Monday, 27 October 2014

Cloned chips? From bad to weird

A few people have posted suggesting that a lot of AVR chips need a crystal on them, before they can be programmed. I've never heard of this, and never had experience of it with a PIC (though PIC programming is done at high-voltage, rather than the low-voltage/SPI method favoured by many atmega-variety chips).

We already have a couple of working chips, from Farnell, mounted onto breakout boards and one of our original prototype gaming boards, and they work fine; although possible to put a chip on the breakout boards, we're pretty sure they were programmed before introducing an external crystal (which we introduced to debug the M103 problem which was stopping the chip from working properly).

But our prototype game board has no crystal onboard, and never has. There's no way we could have programmed the chip on the board with a crystal connected. Yet it's programmed up with our latest firmware and is working. So perhaps it's not the crystal.

But in the same way we spent most of Sunday proving that the chip was faulty (it was a lot of effort, to confirm the suspicion "this will never work", but something that needed to be done!) we felt it necessary to prove that the problem didn't stem from the lack of a crystal on the board.

After connecting a 16Mhz crystal to pins 23+24 we tried once again to get AVRDudess to recognise the chip. As before, the result was the same - MCU not detected. So what device ID were we getting this time?

Strangely, the device ID seems to change on each detect request.
There doesn't seem to be a pattern to it either - just apparently random numbers each time we hit the detect button! The id 0x666c61 comes up most frequently, and 0x656570 is also pretty common.
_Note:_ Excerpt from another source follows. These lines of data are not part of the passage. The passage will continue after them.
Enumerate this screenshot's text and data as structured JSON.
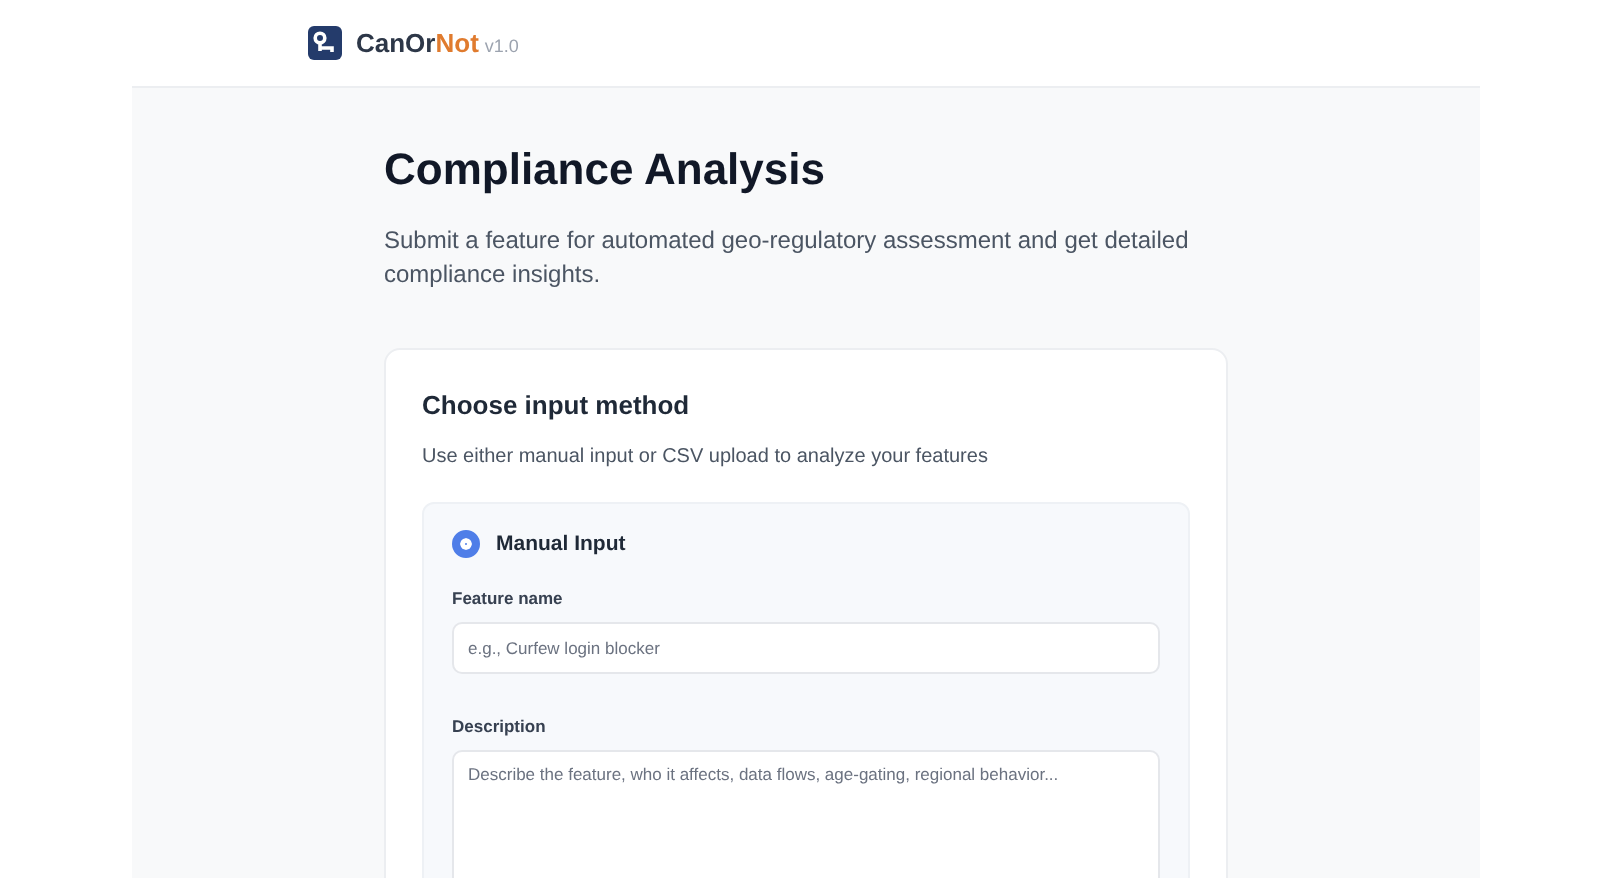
{
  "header": {
    "brand_start": "CanOr",
    "brand_end": "Not",
    "version": "v1.0"
  },
  "page": {
    "title": "Compliance Analysis",
    "subtitle": "Submit a feature for automated geo-regulatory assessment and get detailed compliance insights."
  },
  "card": {
    "title": "Choose input method",
    "description": "Use either manual input or CSV upload to analyze your features",
    "method": {
      "label": "Manual Input",
      "selected": true
    },
    "fields": [
      {
        "kind": "input",
        "label": "Feature name",
        "placeholder": "e.g., Curfew login blocker"
      },
      {
        "kind": "textarea",
        "label": "Description",
        "placeholder": "Describe the feature, who it affects, data flows, age-gating, regional behavior..."
      }
    ]
  }
}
But there's also a whole heap of junk in there too.

Whatever this chip is, and whether this chip needs a crystal or not, it's certainly not behaving anything like an AVR atmega chip!